CCSC was poppin’ this week with an exciting announcement from Race and Ethnicities Representative Colby King (CC ‘22), constitutional amendments, and appointment candidate speeches!
CCSC had quite the busy Sunday evening this week with an upcoming Black History month event, an amendment proposal from the president, nine appointment candidate speeches, and a closed-to-press candidate deliberation.
Before diving into appointment processes, at-large representative Colby King (CC ’22) gave us an update. In honor of Black History Month, Race and Ethnicities Representative King has begun coordinating an end-of-the-month virtual concert in collaboration with VP Campus Life Justin Rossman (CC ‘23). Representative King plans to hold a raffle with gift bag prizes to help fund this initiative.

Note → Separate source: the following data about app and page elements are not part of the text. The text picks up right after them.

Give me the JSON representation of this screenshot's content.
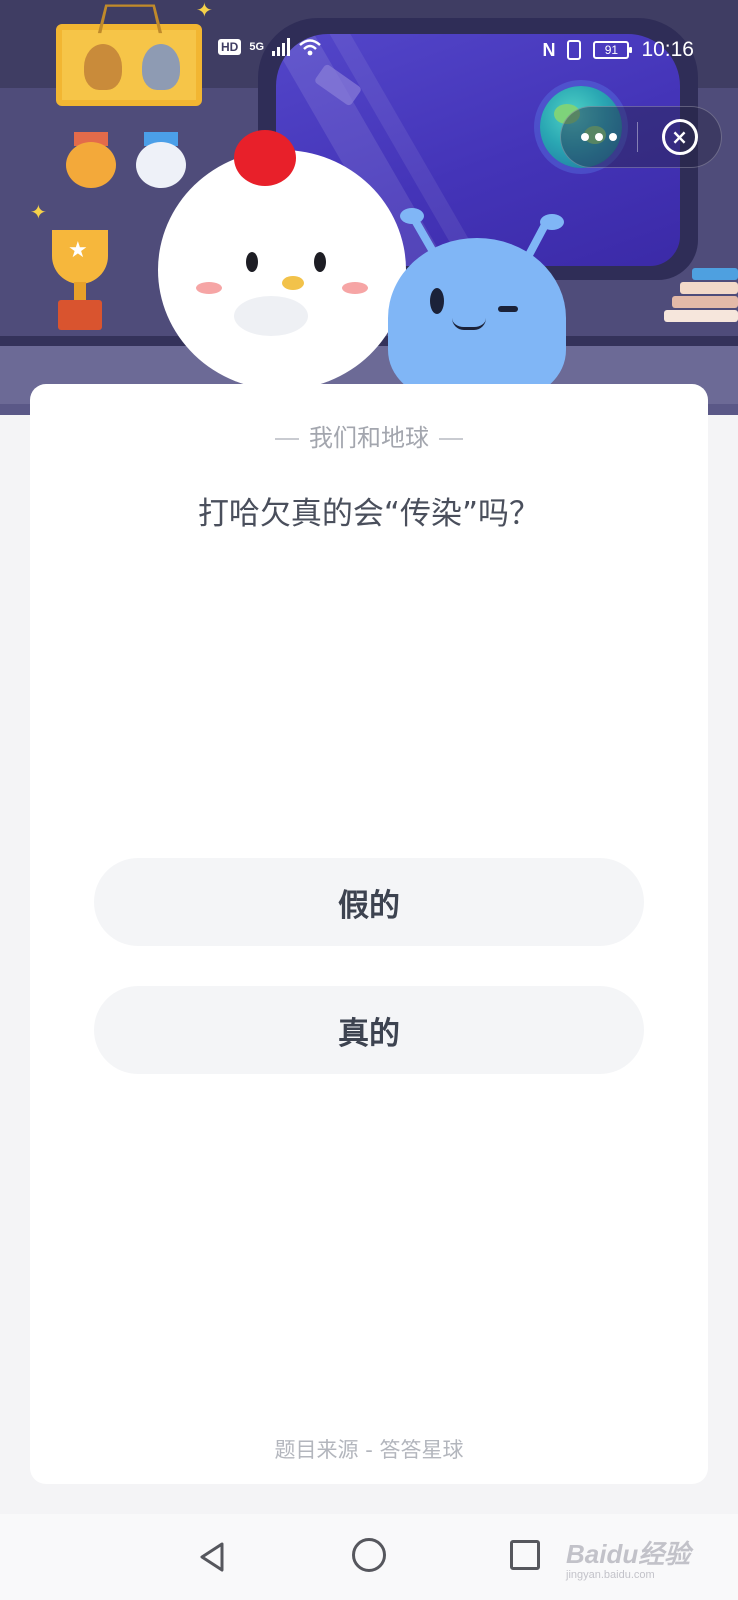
{
  "status_bar": {
    "hd": "HD",
    "network": "5G",
    "battery": "91",
    "time": "10:16"
  },
  "card": {
    "subtitle": "我们和地球",
    "question": "打哈欠真的会“传染”吗？",
    "options": [
      {
        "label": "假的"
      },
      {
        "label": "真的"
      }
    ],
    "source": "题目来源 - 答答星球"
  },
  "watermark": {
    "main": "Baidu经验",
    "sub": "jingyan.baidu.com"
  },
  "icons": {
    "more": "more-dots-icon",
    "close": "close-circle-icon",
    "back": "back-triangle-icon",
    "home": "home-circle-icon",
    "recent": "recent-square-icon"
  },
  "colors": {
    "scene_bg": "#54527c",
    "window_glass": "#4434b8",
    "card_bg": "#ffffff",
    "option_bg": "#f4f5f7",
    "question_text": "#4a4f5c"
  }
}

Representative King also requested a total of $1,500 from CCSC funds to support the event, specifically $1,000 from the At-Large Fund and $500 from the Diversity and Inclusion Fund. Keep reading in the coming weeks for more information regarding raffle tickets and concert details!
President Joon Baek (CC ‘21) presented a timely constitutional amendment of the appointment voting procedures. President Baek proposed to change the ⅔ majority voting rule given that in the past this quota has proven difficult to reach, leading to prolonged appointment processes with multiple rounds of voting. Instead, President Baek suggested using rank choice voting for the three candidates for each position, thereby fairly appointing whichever candidate wins the simple majority. This amendment would only pertain to appointment process voting. VP Policy Rads Mehta (CC ‘22) motioned to vote on the amendment which was seconded by many, leading to the landslide passing of the appointment voting procedure amendment.

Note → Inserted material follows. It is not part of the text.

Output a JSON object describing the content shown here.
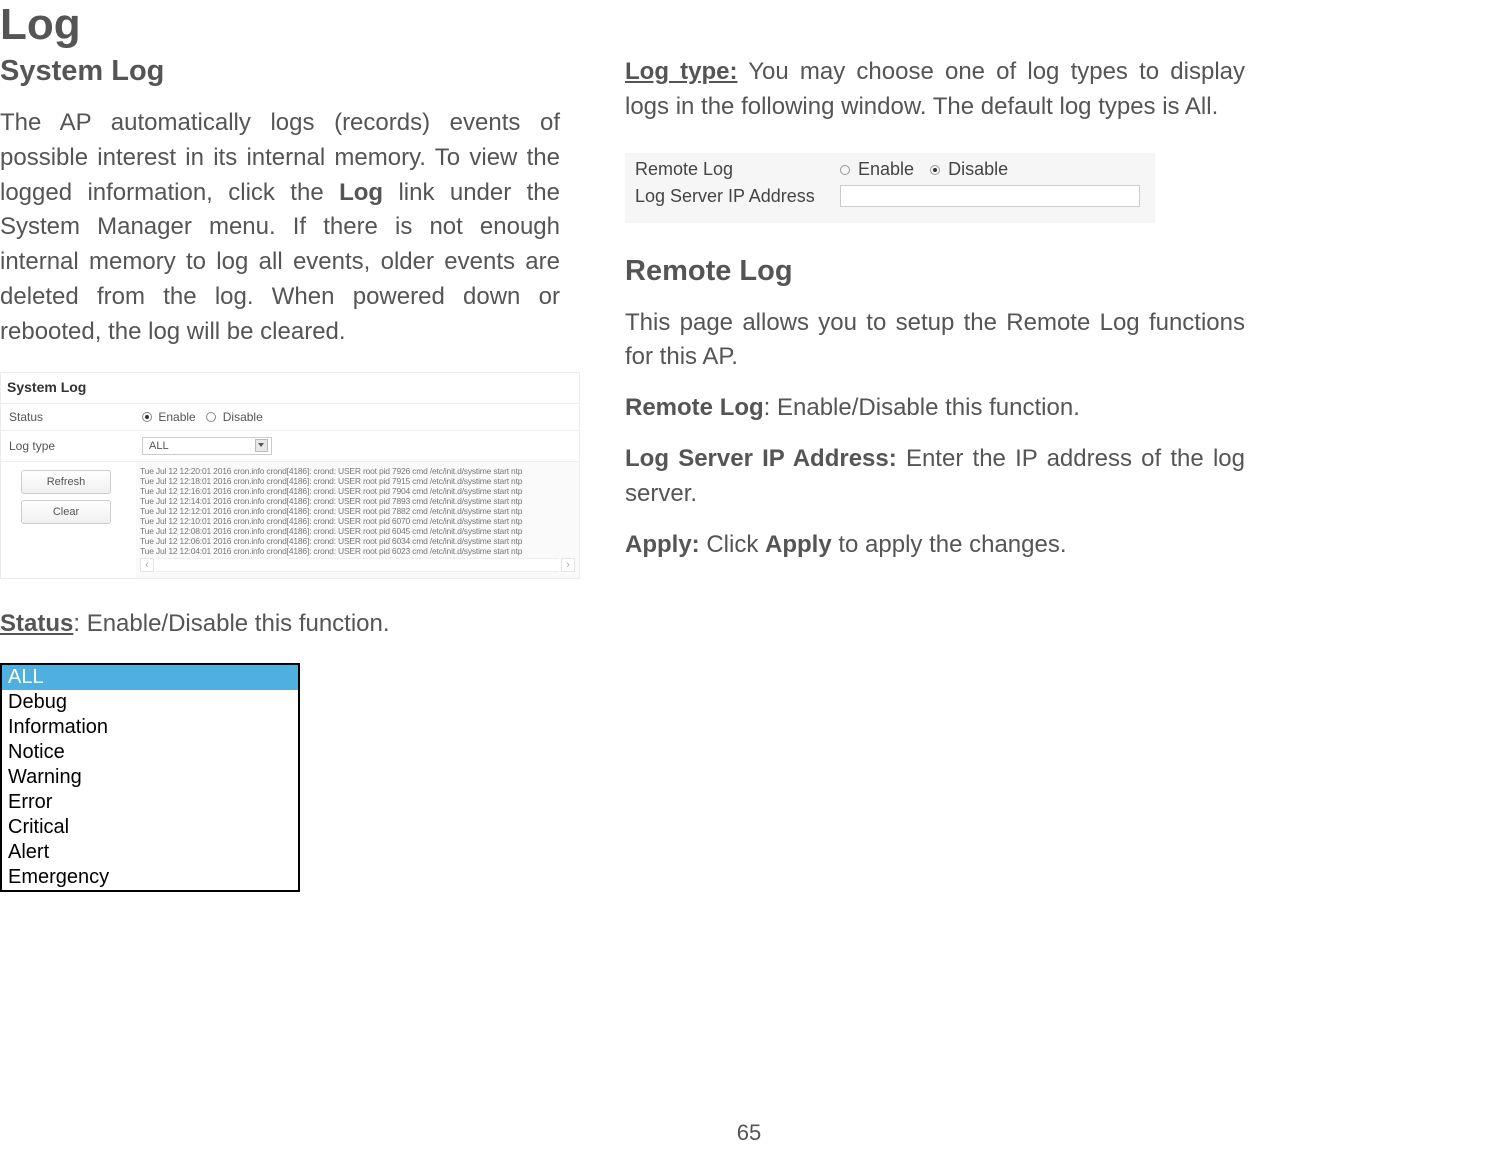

With President Baek’s amendment passing with flying colors, CCSC was ready for an evening of speeches from the candidates applying for Class of 2023 Representative, Student Services Representative, and Pre-Professional Representative. Committee leader of the appointment process, Representative King (CC ‘22), with help from other general body members narrowed the applicant pool down to three candidates for each position. Each candidate delivered their prepared short speech to general body members, each of which were filled with innovative ideas to improve the Columbia student experience. Every candidate touched on the difficult reality of virtual learning, especially Student Services Representative candidates.

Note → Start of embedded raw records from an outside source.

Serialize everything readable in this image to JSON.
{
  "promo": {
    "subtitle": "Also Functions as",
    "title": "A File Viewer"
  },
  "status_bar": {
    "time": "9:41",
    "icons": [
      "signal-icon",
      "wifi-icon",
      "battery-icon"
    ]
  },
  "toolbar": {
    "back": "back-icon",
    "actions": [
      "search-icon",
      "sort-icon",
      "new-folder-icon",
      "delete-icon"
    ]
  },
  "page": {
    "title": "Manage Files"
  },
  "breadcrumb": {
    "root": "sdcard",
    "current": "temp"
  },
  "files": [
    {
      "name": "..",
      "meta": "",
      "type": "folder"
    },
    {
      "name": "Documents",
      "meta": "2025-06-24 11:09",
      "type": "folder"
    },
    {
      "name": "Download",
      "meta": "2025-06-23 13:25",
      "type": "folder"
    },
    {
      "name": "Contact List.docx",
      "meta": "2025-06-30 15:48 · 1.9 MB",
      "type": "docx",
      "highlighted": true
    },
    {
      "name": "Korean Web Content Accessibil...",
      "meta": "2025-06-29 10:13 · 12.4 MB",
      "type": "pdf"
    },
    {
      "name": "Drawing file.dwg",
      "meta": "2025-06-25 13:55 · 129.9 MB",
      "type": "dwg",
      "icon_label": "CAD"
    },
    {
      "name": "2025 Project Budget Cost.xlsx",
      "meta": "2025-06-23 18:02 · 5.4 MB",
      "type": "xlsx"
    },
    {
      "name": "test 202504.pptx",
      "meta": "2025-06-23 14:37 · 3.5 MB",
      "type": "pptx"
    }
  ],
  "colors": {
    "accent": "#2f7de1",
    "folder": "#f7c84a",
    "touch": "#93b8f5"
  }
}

Ultimately, Virginia Lo (CC ‘23) was appointed as the Class of 2023 Representative although she also ran for Student Services Representative. Virginia Lo is a Political Science major who has recently transferred from Cornell where she served on their student government as the chair of the Administration and Faculty Committee. Representative Lo is currently involved with Columbia’s Political, and Law Reviews and seeks to foster a stronger community in the virtual world through international-time-zone-inclusive activities, frequent office hours, and an individual Class of 2023 Council social media platform. She also is an advocate of student psychological services and is planning to work on making them equitably and fairly accessible to all students.
The new Student Services Representative is Skye Bork (CC ‘21), a veteran CCSC member who had served on CCSC prior to her time abroad. Representative Bork believes that student services, “are the life and blood of Columbia right now,” a sentiment that CCSC general body members seemed to agree with. We’ll look forward to seeing how this new appointee and senior Columbia student expands student services in a safe and responsible way.
Anthony Adessa (CC ‘22) is the new Pre-Professional Representative and for good reason; he spoke so fast and so articulately during his speech that he was able to tell us about more ideas than I could keep up with! Representative Adessa clearly does not mess around, with experience as an orientation leader and as an upperclassmen dealing with the pre-professional world, he is sure to stick to his promises of focusing on major and pre-professional track help for underclassmen, specifically sophomores, who have spent a majority of their time at Columbia off campus. We’ll look forward to hearing more about his major-track specific mentorship program ideas!
Image via Bwog Archives